HOW TO COMPLETE THIS TASK: Should the word "html" occur in a line of the records, copy that line.

(Excerpts from an interface dataset)
○ ○ ○ ○ ○

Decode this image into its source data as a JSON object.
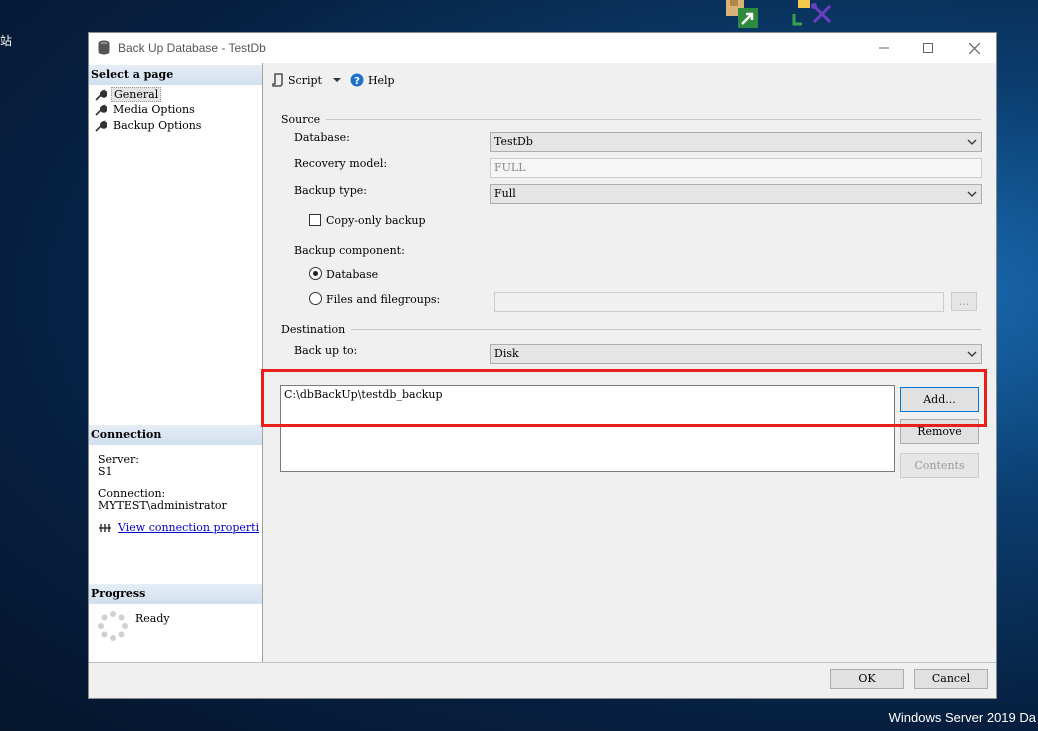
{
  "desktop": {
    "left_text": "站",
    "os_watermark": "Windows Server 2019 Da"
  },
  "window": {
    "title": "Back Up Database - TestDb"
  },
  "left": {
    "select_page_header": "Select a page",
    "pages": [
      {
        "label": "General",
        "selected": true
      },
      {
        "label": "Media Options",
        "selected": false
      },
      {
        "label": "Backup Options",
        "selected": false
      }
    ],
    "connection_header": "Connection",
    "server_label": "Server:",
    "server_value": "S1",
    "connection_label": "Connection:",
    "connection_value": "MYTEST\\administrator",
    "view_link": "View connection properti",
    "progress_header": "Progress",
    "progress_status": "Ready"
  },
  "toolbar": {
    "script_label": "Script",
    "help_label": "Help"
  },
  "source": {
    "group_label": "Source",
    "database_label": "Database:",
    "database_value": "TestDb",
    "recovery_label": "Recovery model:",
    "recovery_value": "FULL",
    "backup_type_label": "Backup type:",
    "backup_type_value": "Full",
    "copy_only_label": "Copy-only backup",
    "component_label": "Backup component:",
    "radio_database": "Database",
    "radio_files": "Files and filegroups:",
    "ellipsis": "..."
  },
  "destination": {
    "group_label": "Destination",
    "backup_to_label": "Back up to:",
    "backup_to_value": "Disk",
    "paths": [
      "C:\\dbBackUp\\testdb_backup"
    ],
    "add_label": "Add...",
    "remove_label": "Remove",
    "contents_label": "Contents"
  },
  "footer": {
    "ok_label": "OK",
    "cancel_label": "Cancel"
  },
  "colors": {
    "highlight": "#e8201b",
    "accent": "#0078d7"
  }
}
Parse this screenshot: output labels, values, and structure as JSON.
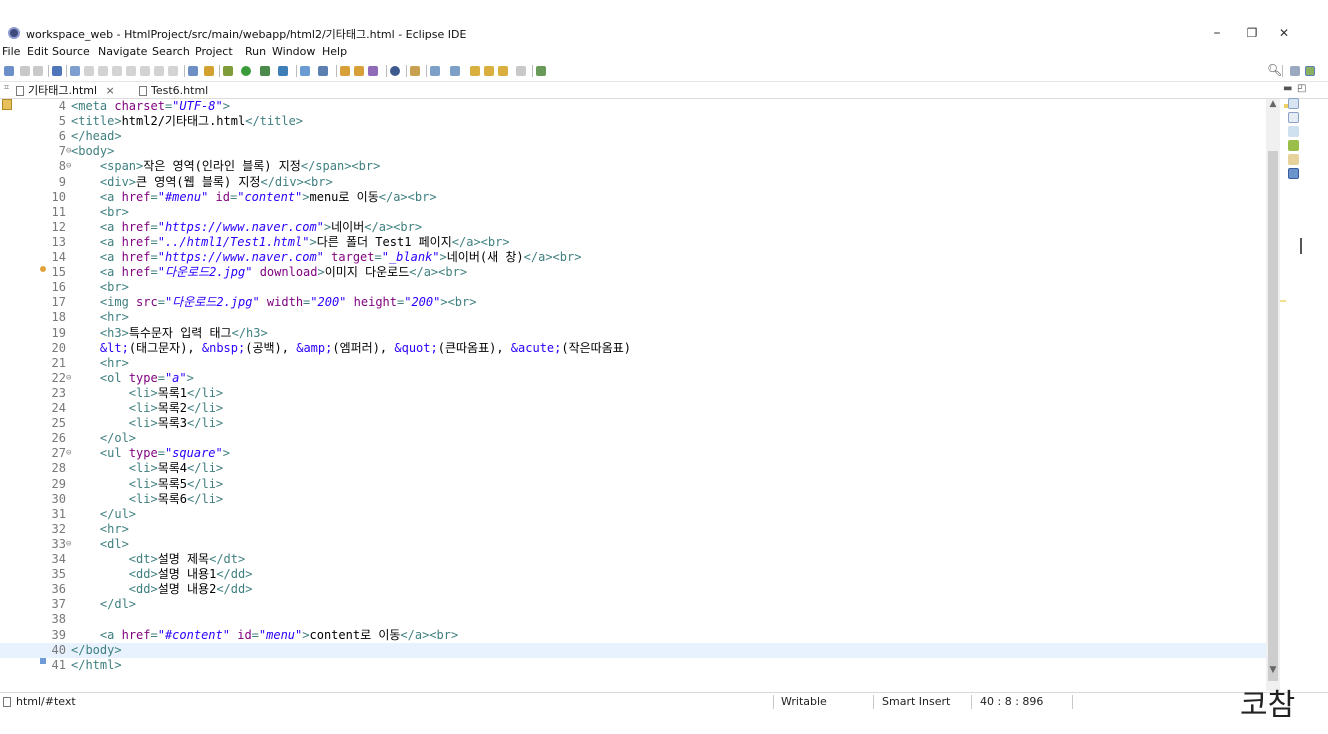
{
  "window": {
    "title": "workspace_web - HtmlProject/src/main/webapp/html2/기타태그.html - Eclipse IDE",
    "minimize": "–",
    "restore": "❐",
    "close": "✕"
  },
  "menu": [
    "File",
    "Edit",
    "Source",
    "Navigate",
    "Search",
    "Project",
    "Run",
    "Window",
    "Help"
  ],
  "tabs": [
    {
      "label": "기타태그.html",
      "close": "×",
      "active": true
    },
    {
      "label": "Test6.html",
      "active": false
    }
  ],
  "editor": {
    "current_line": "40",
    "lines": [
      {
        "n": "4",
        "fold": "",
        "segs": [
          [
            "t",
            "<meta "
          ],
          [
            "a",
            "charset"
          ],
          [
            "t",
            "="
          ],
          [
            "v",
            "\"UTF-8\""
          ],
          [
            "t",
            ">"
          ]
        ]
      },
      {
        "n": "5",
        "fold": "",
        "segs": [
          [
            "t",
            "<title>"
          ],
          [
            "x",
            "html2/기타태그.html"
          ],
          [
            "t",
            "</title>"
          ]
        ]
      },
      {
        "n": "6",
        "fold": "",
        "segs": [
          [
            "t",
            "</head>"
          ]
        ]
      },
      {
        "n": "7",
        "fold": "⊖",
        "segs": [
          [
            "t",
            "<body>"
          ]
        ]
      },
      {
        "n": "8",
        "fold": "⊖",
        "segs": [
          [
            "x",
            "    "
          ],
          [
            "t",
            "<span>"
          ],
          [
            "x",
            "작은 영역(인라인 블록) 지정"
          ],
          [
            "t",
            "</span><br>"
          ]
        ]
      },
      {
        "n": "9",
        "fold": "",
        "segs": [
          [
            "x",
            "    "
          ],
          [
            "t",
            "<div>"
          ],
          [
            "x",
            "큰 영역(웹 블록) 지정"
          ],
          [
            "t",
            "</div><br>"
          ]
        ]
      },
      {
        "n": "10",
        "fold": "",
        "segs": [
          [
            "x",
            "    "
          ],
          [
            "t",
            "<a "
          ],
          [
            "a",
            "href"
          ],
          [
            "t",
            "="
          ],
          [
            "v",
            "\"#menu\""
          ],
          [
            "x",
            " "
          ],
          [
            "a",
            "id"
          ],
          [
            "t",
            "="
          ],
          [
            "v",
            "\"content\""
          ],
          [
            "t",
            ">"
          ],
          [
            "x",
            "menu로 이동"
          ],
          [
            "t",
            "</a><br>"
          ]
        ]
      },
      {
        "n": "11",
        "fold": "",
        "segs": [
          [
            "x",
            "    "
          ],
          [
            "t",
            "<br>"
          ]
        ]
      },
      {
        "n": "12",
        "fold": "",
        "segs": [
          [
            "x",
            "    "
          ],
          [
            "t",
            "<a "
          ],
          [
            "a",
            "href"
          ],
          [
            "t",
            "="
          ],
          [
            "v",
            "\"https://www.naver.com\""
          ],
          [
            "t",
            ">"
          ],
          [
            "x",
            "네이버"
          ],
          [
            "t",
            "</a><br>"
          ]
        ]
      },
      {
        "n": "13",
        "fold": "",
        "segs": [
          [
            "x",
            "    "
          ],
          [
            "t",
            "<a "
          ],
          [
            "a",
            "href"
          ],
          [
            "t",
            "="
          ],
          [
            "v",
            "\"../html1/Test1.html\""
          ],
          [
            "t",
            ">"
          ],
          [
            "x",
            "다른 폴더 Test1 페이지"
          ],
          [
            "t",
            "</a><br>"
          ]
        ]
      },
      {
        "n": "14",
        "fold": "",
        "segs": [
          [
            "x",
            "    "
          ],
          [
            "t",
            "<a "
          ],
          [
            "a",
            "href"
          ],
          [
            "t",
            "="
          ],
          [
            "v",
            "\"https://www.naver.com\""
          ],
          [
            "x",
            " "
          ],
          [
            "a",
            "target"
          ],
          [
            "t",
            "="
          ],
          [
            "v",
            "\"_blank\""
          ],
          [
            "t",
            ">"
          ],
          [
            "x",
            "네이버(새 창)"
          ],
          [
            "t",
            "</a><br>"
          ]
        ]
      },
      {
        "n": "15",
        "fold": "",
        "segs": [
          [
            "x",
            "    "
          ],
          [
            "t",
            "<a "
          ],
          [
            "a",
            "href"
          ],
          [
            "t",
            "="
          ],
          [
            "v",
            "\"다운로드2.jpg\""
          ],
          [
            "x",
            " "
          ],
          [
            "a",
            "download"
          ],
          [
            "t",
            ">"
          ],
          [
            "x",
            "이미지 다운로드"
          ],
          [
            "t",
            "</a><br>"
          ]
        ]
      },
      {
        "n": "16",
        "fold": "",
        "segs": [
          [
            "x",
            "    "
          ],
          [
            "t",
            "<br>"
          ]
        ]
      },
      {
        "n": "17",
        "fold": "",
        "segs": [
          [
            "x",
            "    "
          ],
          [
            "t",
            "<img "
          ],
          [
            "a",
            "src"
          ],
          [
            "t",
            "="
          ],
          [
            "v",
            "\"다운로드2.jpg\""
          ],
          [
            "x",
            " "
          ],
          [
            "a",
            "width"
          ],
          [
            "t",
            "="
          ],
          [
            "v",
            "\"200\""
          ],
          [
            "x",
            " "
          ],
          [
            "a",
            "height"
          ],
          [
            "t",
            "="
          ],
          [
            "v",
            "\"200\""
          ],
          [
            "t",
            "><br>"
          ]
        ]
      },
      {
        "n": "18",
        "fold": "",
        "segs": [
          [
            "x",
            "    "
          ],
          [
            "t",
            "<hr>"
          ]
        ]
      },
      {
        "n": "19",
        "fold": "",
        "segs": [
          [
            "x",
            "    "
          ],
          [
            "t",
            "<h3>"
          ],
          [
            "x",
            "특수문자 입력 태그"
          ],
          [
            "t",
            "</h3>"
          ]
        ]
      },
      {
        "n": "20",
        "fold": "",
        "segs": [
          [
            "x",
            "    "
          ],
          [
            "e",
            "&lt;"
          ],
          [
            "x",
            "(태그문자), "
          ],
          [
            "e",
            "&nbsp;"
          ],
          [
            "x",
            "(공백), "
          ],
          [
            "e",
            "&amp;"
          ],
          [
            "x",
            "(엠퍼러), "
          ],
          [
            "e",
            "&quot;"
          ],
          [
            "x",
            "(큰따옴표), "
          ],
          [
            "e",
            "&acute;"
          ],
          [
            "x",
            "(작은따옴표)"
          ]
        ]
      },
      {
        "n": "21",
        "fold": "",
        "segs": [
          [
            "x",
            "    "
          ],
          [
            "t",
            "<hr>"
          ]
        ]
      },
      {
        "n": "22",
        "fold": "⊖",
        "segs": [
          [
            "x",
            "    "
          ],
          [
            "t",
            "<ol "
          ],
          [
            "a",
            "type"
          ],
          [
            "t",
            "="
          ],
          [
            "v",
            "\"a\""
          ],
          [
            "t",
            ">"
          ]
        ]
      },
      {
        "n": "23",
        "fold": "",
        "segs": [
          [
            "x",
            "        "
          ],
          [
            "t",
            "<li>"
          ],
          [
            "x",
            "목록1"
          ],
          [
            "t",
            "</li>"
          ]
        ]
      },
      {
        "n": "24",
        "fold": "",
        "segs": [
          [
            "x",
            "        "
          ],
          [
            "t",
            "<li>"
          ],
          [
            "x",
            "목록2"
          ],
          [
            "t",
            "</li>"
          ]
        ]
      },
      {
        "n": "25",
        "fold": "",
        "segs": [
          [
            "x",
            "        "
          ],
          [
            "t",
            "<li>"
          ],
          [
            "x",
            "목록3"
          ],
          [
            "t",
            "</li>"
          ]
        ]
      },
      {
        "n": "26",
        "fold": "",
        "segs": [
          [
            "x",
            "    "
          ],
          [
            "t",
            "</ol>"
          ]
        ]
      },
      {
        "n": "27",
        "fold": "⊖",
        "segs": [
          [
            "x",
            "    "
          ],
          [
            "t",
            "<ul "
          ],
          [
            "a",
            "type"
          ],
          [
            "t",
            "="
          ],
          [
            "v",
            "\"square\""
          ],
          [
            "t",
            ">"
          ]
        ]
      },
      {
        "n": "28",
        "fold": "",
        "segs": [
          [
            "x",
            "        "
          ],
          [
            "t",
            "<li>"
          ],
          [
            "x",
            "목록4"
          ],
          [
            "t",
            "</li>"
          ]
        ]
      },
      {
        "n": "29",
        "fold": "",
        "segs": [
          [
            "x",
            "        "
          ],
          [
            "t",
            "<li>"
          ],
          [
            "x",
            "목록5"
          ],
          [
            "t",
            "</li>"
          ]
        ]
      },
      {
        "n": "30",
        "fold": "",
        "segs": [
          [
            "x",
            "        "
          ],
          [
            "t",
            "<li>"
          ],
          [
            "x",
            "목록6"
          ],
          [
            "t",
            "</li>"
          ]
        ]
      },
      {
        "n": "31",
        "fold": "",
        "segs": [
          [
            "x",
            "    "
          ],
          [
            "t",
            "</ul>"
          ]
        ]
      },
      {
        "n": "32",
        "fold": "",
        "segs": [
          [
            "x",
            "    "
          ],
          [
            "t",
            "<hr>"
          ]
        ]
      },
      {
        "n": "33",
        "fold": "⊖",
        "segs": [
          [
            "x",
            "    "
          ],
          [
            "t",
            "<dl>"
          ]
        ]
      },
      {
        "n": "34",
        "fold": "",
        "segs": [
          [
            "x",
            "        "
          ],
          [
            "t",
            "<dt>"
          ],
          [
            "x",
            "설명 제목"
          ],
          [
            "t",
            "</dt>"
          ]
        ]
      },
      {
        "n": "35",
        "fold": "",
        "segs": [
          [
            "x",
            "        "
          ],
          [
            "t",
            "<dd>"
          ],
          [
            "x",
            "설명 내용1"
          ],
          [
            "t",
            "</dd>"
          ]
        ]
      },
      {
        "n": "36",
        "fold": "",
        "segs": [
          [
            "x",
            "        "
          ],
          [
            "t",
            "<dd>"
          ],
          [
            "x",
            "설명 내용2"
          ],
          [
            "t",
            "</dd>"
          ]
        ]
      },
      {
        "n": "37",
        "fold": "",
        "segs": [
          [
            "x",
            "    "
          ],
          [
            "t",
            "</dl>"
          ]
        ]
      },
      {
        "n": "38",
        "fold": "",
        "segs": []
      },
      {
        "n": "39",
        "fold": "",
        "segs": [
          [
            "x",
            "    "
          ],
          [
            "t",
            "<a "
          ],
          [
            "a",
            "href"
          ],
          [
            "t",
            "="
          ],
          [
            "v",
            "\"#content\""
          ],
          [
            "x",
            " "
          ],
          [
            "a",
            "id"
          ],
          [
            "t",
            "="
          ],
          [
            "v",
            "\"menu\""
          ],
          [
            "t",
            ">"
          ],
          [
            "x",
            "content로 이동"
          ],
          [
            "t",
            "</a><br>"
          ]
        ]
      },
      {
        "n": "40",
        "fold": "",
        "segs": [
          [
            "t",
            "</body>"
          ]
        ]
      },
      {
        "n": "41",
        "fold": "",
        "segs": [
          [
            "t",
            "</html>"
          ]
        ]
      }
    ]
  },
  "status": {
    "path": "html/#text",
    "writable": "Writable",
    "insert_mode": "Smart Insert",
    "position": "40 : 8 : 896"
  },
  "overlay": "코참"
}
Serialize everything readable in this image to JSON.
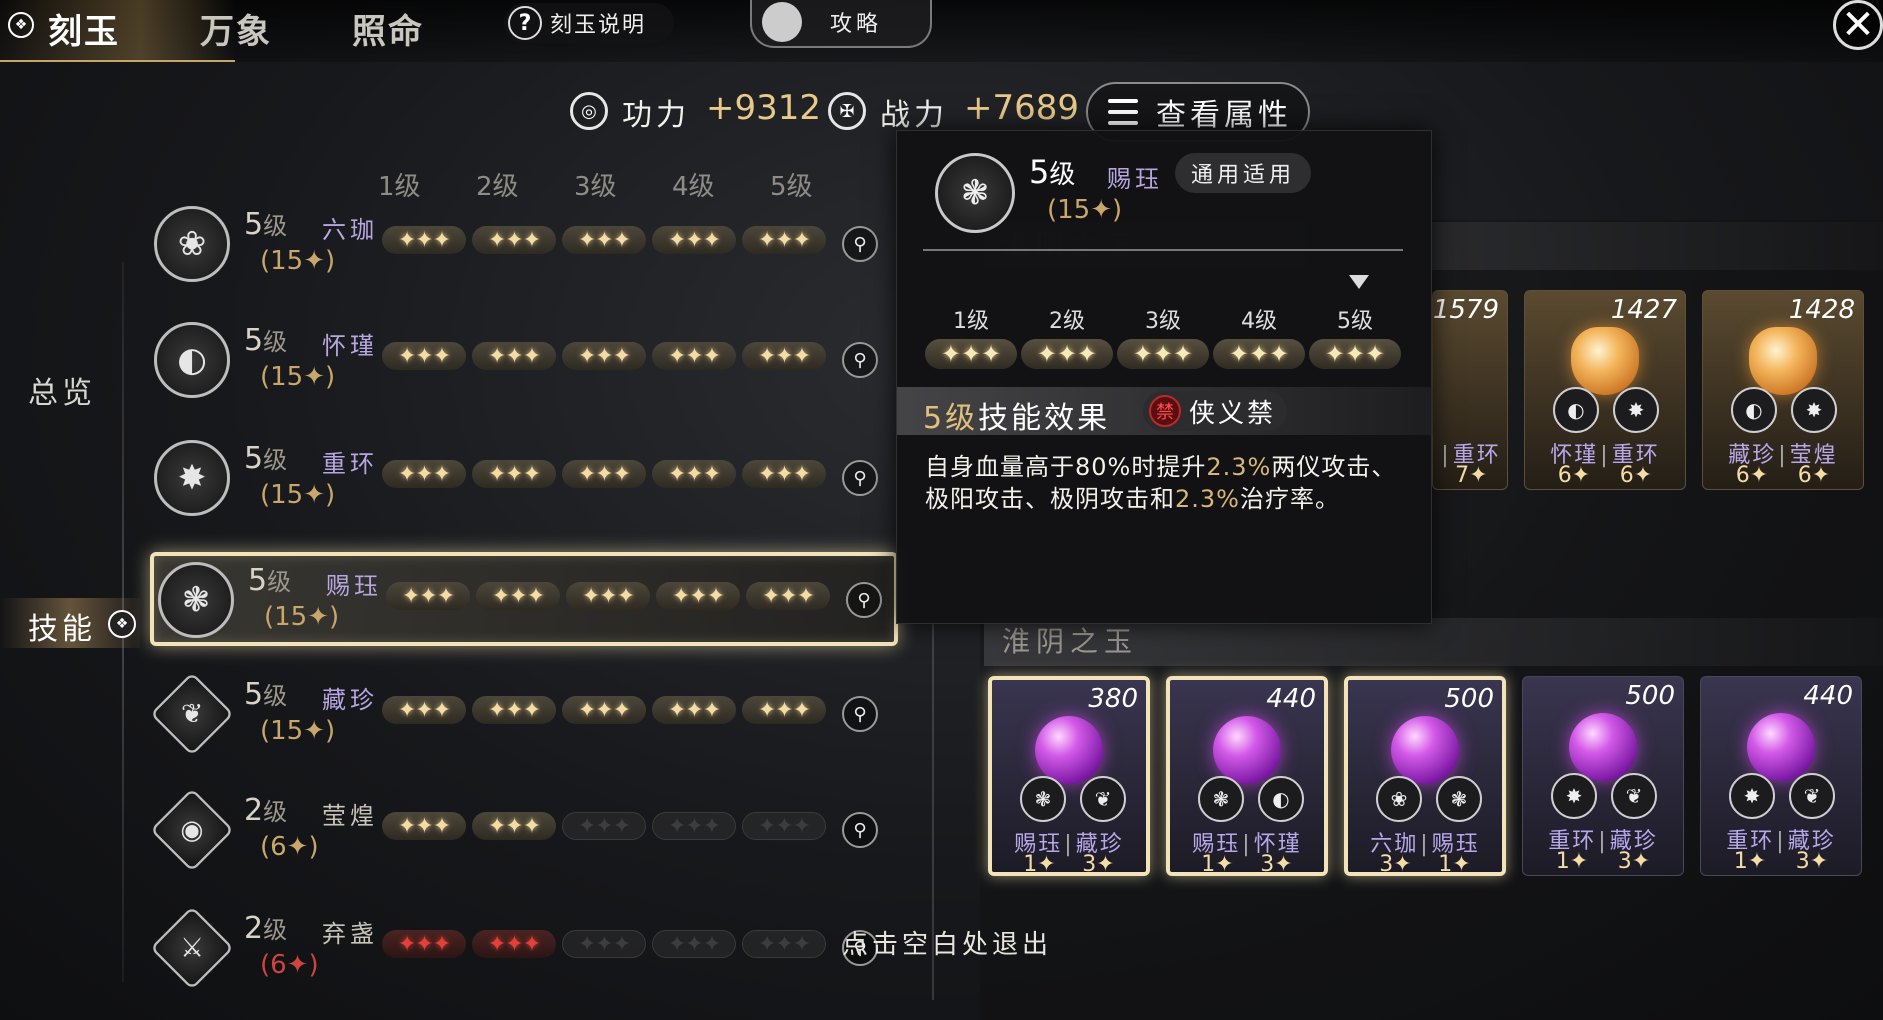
{
  "nav": {
    "tabs": [
      "刻玉",
      "万象",
      "照命"
    ],
    "help_label": "刻玉说明",
    "guide_label": "攻略",
    "close": "✕"
  },
  "stats": {
    "gongli_label": "功力",
    "gongli_value": "+9312",
    "zhanli_label": "战力",
    "zhanli_value": "+7689",
    "view_attr_label": "查看属性"
  },
  "sidebar": {
    "overview": "总览",
    "skill": "技能"
  },
  "level_headers": [
    "1级",
    "2级",
    "3级",
    "4级",
    "5级"
  ],
  "rows": [
    {
      "level": "5",
      "level_unit": "级",
      "name": "六珈",
      "count": "(15✦)",
      "tiers": [
        "gold",
        "gold",
        "gold",
        "gold",
        "gold"
      ],
      "icon": "❀",
      "icon_name": "sprout-icon"
    },
    {
      "level": "5",
      "level_unit": "级",
      "name": "怀瑾",
      "count": "(15✦)",
      "tiers": [
        "gold",
        "gold",
        "gold",
        "gold",
        "gold"
      ],
      "icon": "◐",
      "icon_name": "shield-icon"
    },
    {
      "level": "5",
      "level_unit": "级",
      "name": "重环",
      "count": "(15✦)",
      "tiers": [
        "gold",
        "gold",
        "gold",
        "gold",
        "gold"
      ],
      "icon": "✸",
      "icon_name": "burst-sword-icon"
    },
    {
      "level": "5",
      "level_unit": "级",
      "name": "赐珏",
      "count": "(15✦)",
      "tiers": [
        "gold",
        "gold",
        "gold",
        "gold",
        "gold"
      ],
      "icon": "❃",
      "icon_name": "fruit-icon"
    },
    {
      "level": "5",
      "level_unit": "级",
      "name": "藏珍",
      "count": "(15✦)",
      "tiers": [
        "gold",
        "gold",
        "gold",
        "gold",
        "gold"
      ],
      "icon": "❦",
      "icon_name": "phoenix-icon"
    },
    {
      "level": "2",
      "level_unit": "级",
      "name": "莹煌",
      "count": "(6✦)",
      "tiers": [
        "gold",
        "gold",
        "empty",
        "empty",
        "empty"
      ],
      "icon": "◉",
      "icon_name": "shield-emblem-icon"
    },
    {
      "level": "2",
      "level_unit": "级",
      "name": "弃盏",
      "count": "(6✦)",
      "tiers": [
        "red",
        "red",
        "empty",
        "empty",
        "empty"
      ],
      "icon": "⚔",
      "icon_name": "crossed-swords-icon"
    }
  ],
  "tier_glyph": "✦✦✦",
  "section_dim": "淮阴之玉",
  "section_title": "淮阴之玉",
  "top_cards": [
    {
      "score": "1579",
      "names": [
        "",
        "重环"
      ],
      "stars": [
        "",
        "7✦"
      ],
      "gem": "amber",
      "partial": true
    },
    {
      "score": "1427",
      "names": [
        "怀瑾",
        "重环"
      ],
      "stars": [
        "6✦",
        "6✦"
      ],
      "gem": "amber"
    },
    {
      "score": "1428",
      "names": [
        "藏珍",
        "莹煌"
      ],
      "stars": [
        "6✦",
        "6✦"
      ],
      "gem": "amber"
    }
  ],
  "bottom_cards": [
    {
      "score": "380",
      "names": [
        "赐珏",
        "藏珍"
      ],
      "stars": [
        "1✦",
        "3✦"
      ],
      "highlight": true,
      "icons": [
        "❃",
        "❦"
      ]
    },
    {
      "score": "440",
      "names": [
        "赐珏",
        "怀瑾"
      ],
      "stars": [
        "1✦",
        "3✦"
      ],
      "highlight": true,
      "icons": [
        "❃",
        "◐"
      ]
    },
    {
      "score": "500",
      "names": [
        "六珈",
        "赐珏"
      ],
      "stars": [
        "3✦",
        "1✦"
      ],
      "highlight": true,
      "icons": [
        "❀",
        "❃"
      ]
    },
    {
      "score": "500",
      "names": [
        "重环",
        "藏珍"
      ],
      "stars": [
        "1✦",
        "3✦"
      ],
      "highlight": false,
      "icons": [
        "✸",
        "❦"
      ]
    },
    {
      "score": "440",
      "names": [
        "重环",
        "藏珍"
      ],
      "stars": [
        "1✦",
        "3✦"
      ],
      "highlight": false,
      "icons": [
        "✸",
        "❦"
      ]
    }
  ],
  "popup": {
    "level": "5",
    "level_unit": "级",
    "name": "赐珏",
    "tag": "通用适用",
    "count": "(15✦)",
    "level_headers": [
      "1级",
      "2级",
      "3级",
      "4级",
      "5级"
    ],
    "effect_level": "5级",
    "effect_title": "技能效果",
    "ban_icon": "禁",
    "ban_label": "侠义禁",
    "desc_parts": [
      {
        "t": "自身血量高于80%时提升",
        "hl": false
      },
      {
        "t": "2.3%",
        "hl": true
      },
      {
        "t": "两仪攻击、极阳攻击、极阴攻击和",
        "hl": false
      },
      {
        "t": "2.3%",
        "hl": true
      },
      {
        "t": "治疗率。",
        "hl": false
      }
    ]
  },
  "exit_hint": "点击空白处退出",
  "colors": {
    "gold": "#e9c98a",
    "purple_name": "#b7a6e0",
    "red_tier": "#e3403a",
    "highlight": "#d6b777"
  }
}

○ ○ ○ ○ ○

RESULT OF THE EXERCISE:
    "title": "workspace_web - HtmlProject/src/main/webapp/html2/기타태그.html - Eclipse IDE",
      "label": "기타태그.html",
      "label": "Test6.html",
            "html2/기타태그.html"
            "\"../html1/Test1.html\""
            "</html>"
    "path": "html/#text",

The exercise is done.